Nick Maxwell has some very good points to make about the Hill of Tara controversy in the most recent issue of Archaeology Ireland (well worth buying, what with the fascinating article about beer and fulachta fiadh – a remarkable new theory from two Galway Archaeologists). One point of view he alludes to is that the general public don’t quite grasp that Lismullen does not present an authentic heritage experience. The visible remains at Lismullen are described by Pat Cooke as ‘an earthen shadow – the Platonic ghost – of a long lost structure’.
The nature of the archaeology at Lismullen is not as tangible as the media presents it – it comprises filled in holes in the ground. It is not possible to have guided tours or interpretive centres – as well meaning as the objectors are – the site must be excavated – not ‘demolished‘ as it is disingenuously referred to in some media. It is disheartening and disappointing to read the, sometimes aggressive, criticism of the consultant archaeologists on some of the websites regarding Tara. The fact is – these sites are discovered only because a trained archaeologist has been present on site.

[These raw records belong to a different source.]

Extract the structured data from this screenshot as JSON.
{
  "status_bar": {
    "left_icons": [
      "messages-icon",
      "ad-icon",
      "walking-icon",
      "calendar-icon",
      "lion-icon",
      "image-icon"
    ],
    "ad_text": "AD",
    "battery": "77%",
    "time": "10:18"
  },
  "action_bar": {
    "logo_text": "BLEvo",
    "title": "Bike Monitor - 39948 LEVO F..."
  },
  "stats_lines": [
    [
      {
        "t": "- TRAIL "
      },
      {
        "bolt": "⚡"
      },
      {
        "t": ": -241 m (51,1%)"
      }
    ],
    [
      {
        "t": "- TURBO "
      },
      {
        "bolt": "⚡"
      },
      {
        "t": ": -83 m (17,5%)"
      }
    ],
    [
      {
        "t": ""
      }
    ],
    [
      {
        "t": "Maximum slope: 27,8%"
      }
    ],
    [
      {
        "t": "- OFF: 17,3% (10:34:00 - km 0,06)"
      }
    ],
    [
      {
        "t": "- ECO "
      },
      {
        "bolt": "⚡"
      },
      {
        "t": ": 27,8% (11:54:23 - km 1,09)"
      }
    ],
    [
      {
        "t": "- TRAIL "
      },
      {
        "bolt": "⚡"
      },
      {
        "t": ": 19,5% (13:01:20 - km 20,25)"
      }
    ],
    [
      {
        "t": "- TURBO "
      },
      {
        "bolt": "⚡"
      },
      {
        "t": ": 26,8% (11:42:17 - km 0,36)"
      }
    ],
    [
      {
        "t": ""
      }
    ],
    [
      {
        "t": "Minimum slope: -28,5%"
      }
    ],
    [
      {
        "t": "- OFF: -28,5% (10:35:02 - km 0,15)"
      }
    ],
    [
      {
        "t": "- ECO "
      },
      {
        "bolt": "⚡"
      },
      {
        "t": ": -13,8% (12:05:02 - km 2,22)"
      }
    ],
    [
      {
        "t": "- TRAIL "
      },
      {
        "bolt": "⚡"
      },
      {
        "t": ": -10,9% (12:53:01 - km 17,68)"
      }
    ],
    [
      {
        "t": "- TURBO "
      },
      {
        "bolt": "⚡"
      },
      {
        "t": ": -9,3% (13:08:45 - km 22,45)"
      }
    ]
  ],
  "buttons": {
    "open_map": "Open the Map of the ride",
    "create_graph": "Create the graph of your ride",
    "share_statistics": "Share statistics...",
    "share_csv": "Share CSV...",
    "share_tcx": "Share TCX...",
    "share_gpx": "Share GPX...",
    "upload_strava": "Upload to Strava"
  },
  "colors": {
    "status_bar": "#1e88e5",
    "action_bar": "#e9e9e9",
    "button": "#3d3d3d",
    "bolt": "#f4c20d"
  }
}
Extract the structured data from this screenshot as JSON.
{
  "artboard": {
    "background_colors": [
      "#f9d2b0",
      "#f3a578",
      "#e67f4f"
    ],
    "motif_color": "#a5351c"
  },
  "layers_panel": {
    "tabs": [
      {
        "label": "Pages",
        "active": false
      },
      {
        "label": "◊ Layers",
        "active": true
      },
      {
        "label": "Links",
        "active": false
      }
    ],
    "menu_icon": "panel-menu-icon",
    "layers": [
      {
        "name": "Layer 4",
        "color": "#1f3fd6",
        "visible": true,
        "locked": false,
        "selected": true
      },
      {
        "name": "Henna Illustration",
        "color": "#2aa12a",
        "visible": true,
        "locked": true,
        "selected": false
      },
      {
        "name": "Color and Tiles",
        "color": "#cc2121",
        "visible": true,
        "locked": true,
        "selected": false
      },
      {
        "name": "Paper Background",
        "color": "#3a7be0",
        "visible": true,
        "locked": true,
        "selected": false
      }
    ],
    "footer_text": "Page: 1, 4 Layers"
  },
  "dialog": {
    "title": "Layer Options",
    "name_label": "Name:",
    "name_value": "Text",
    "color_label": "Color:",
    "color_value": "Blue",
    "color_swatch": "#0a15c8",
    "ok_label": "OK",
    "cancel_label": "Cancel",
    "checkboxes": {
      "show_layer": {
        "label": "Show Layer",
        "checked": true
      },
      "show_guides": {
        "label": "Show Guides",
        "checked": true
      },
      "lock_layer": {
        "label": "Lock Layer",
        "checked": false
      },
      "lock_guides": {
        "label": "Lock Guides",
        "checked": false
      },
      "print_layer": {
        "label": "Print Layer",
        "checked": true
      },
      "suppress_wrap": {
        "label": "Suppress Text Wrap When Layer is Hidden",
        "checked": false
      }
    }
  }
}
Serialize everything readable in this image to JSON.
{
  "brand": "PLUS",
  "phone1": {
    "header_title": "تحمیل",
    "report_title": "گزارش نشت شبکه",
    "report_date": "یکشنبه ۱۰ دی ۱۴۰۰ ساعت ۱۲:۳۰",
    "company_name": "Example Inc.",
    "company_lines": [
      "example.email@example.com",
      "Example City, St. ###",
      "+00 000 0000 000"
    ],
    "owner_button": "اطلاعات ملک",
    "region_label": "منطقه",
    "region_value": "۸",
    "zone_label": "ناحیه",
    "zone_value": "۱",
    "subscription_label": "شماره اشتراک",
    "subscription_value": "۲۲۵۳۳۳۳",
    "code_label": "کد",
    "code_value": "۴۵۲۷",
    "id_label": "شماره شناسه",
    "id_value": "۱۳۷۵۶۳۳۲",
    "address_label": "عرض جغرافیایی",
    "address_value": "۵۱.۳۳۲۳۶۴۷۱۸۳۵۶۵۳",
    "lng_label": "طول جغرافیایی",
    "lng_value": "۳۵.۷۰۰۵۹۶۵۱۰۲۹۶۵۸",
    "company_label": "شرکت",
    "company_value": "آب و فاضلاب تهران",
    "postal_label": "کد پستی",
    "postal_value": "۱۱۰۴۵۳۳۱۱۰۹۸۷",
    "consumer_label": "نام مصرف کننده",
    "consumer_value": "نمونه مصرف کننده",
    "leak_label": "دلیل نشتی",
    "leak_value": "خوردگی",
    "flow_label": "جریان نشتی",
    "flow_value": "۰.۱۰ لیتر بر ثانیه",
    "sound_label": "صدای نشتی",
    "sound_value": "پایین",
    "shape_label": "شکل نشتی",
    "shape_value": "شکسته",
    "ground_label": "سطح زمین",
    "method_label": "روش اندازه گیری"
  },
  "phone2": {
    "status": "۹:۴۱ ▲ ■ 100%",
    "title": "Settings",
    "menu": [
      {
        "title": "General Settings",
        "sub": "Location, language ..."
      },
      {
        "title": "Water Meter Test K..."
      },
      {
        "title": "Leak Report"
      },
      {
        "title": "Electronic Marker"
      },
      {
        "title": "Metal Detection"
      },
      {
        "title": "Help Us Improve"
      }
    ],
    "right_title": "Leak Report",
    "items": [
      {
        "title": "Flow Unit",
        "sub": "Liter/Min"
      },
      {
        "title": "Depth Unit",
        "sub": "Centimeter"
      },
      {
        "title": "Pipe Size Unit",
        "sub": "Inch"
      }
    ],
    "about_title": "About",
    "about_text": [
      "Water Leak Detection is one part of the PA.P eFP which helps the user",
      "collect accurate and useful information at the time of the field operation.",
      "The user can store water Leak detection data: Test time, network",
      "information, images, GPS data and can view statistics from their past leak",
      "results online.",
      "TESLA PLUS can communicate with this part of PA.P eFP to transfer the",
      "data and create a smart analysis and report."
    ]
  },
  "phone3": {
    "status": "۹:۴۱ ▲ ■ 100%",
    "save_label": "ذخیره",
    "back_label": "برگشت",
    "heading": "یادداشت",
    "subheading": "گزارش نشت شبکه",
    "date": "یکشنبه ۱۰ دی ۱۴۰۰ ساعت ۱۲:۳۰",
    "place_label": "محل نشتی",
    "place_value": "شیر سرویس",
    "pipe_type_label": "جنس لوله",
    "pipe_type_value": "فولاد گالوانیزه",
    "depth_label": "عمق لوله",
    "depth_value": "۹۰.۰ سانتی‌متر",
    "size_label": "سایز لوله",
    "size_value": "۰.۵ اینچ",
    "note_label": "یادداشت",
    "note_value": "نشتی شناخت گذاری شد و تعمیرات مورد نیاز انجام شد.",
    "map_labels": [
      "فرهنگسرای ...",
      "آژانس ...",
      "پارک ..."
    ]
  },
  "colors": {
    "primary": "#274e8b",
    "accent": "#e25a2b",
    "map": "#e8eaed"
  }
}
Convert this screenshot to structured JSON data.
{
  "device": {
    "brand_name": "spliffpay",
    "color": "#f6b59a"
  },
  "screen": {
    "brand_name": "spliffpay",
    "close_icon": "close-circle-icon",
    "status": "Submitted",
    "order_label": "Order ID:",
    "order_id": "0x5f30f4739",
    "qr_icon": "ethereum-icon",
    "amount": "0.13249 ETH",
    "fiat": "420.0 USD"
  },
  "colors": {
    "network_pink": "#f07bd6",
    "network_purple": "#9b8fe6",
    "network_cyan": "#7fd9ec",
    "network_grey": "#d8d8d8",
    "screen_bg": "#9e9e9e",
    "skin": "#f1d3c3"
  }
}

We’ve even seen disparaging comments on fora and discussion boards because many of the field archaeologists are foreign nationals – not the most generous sentiments ever.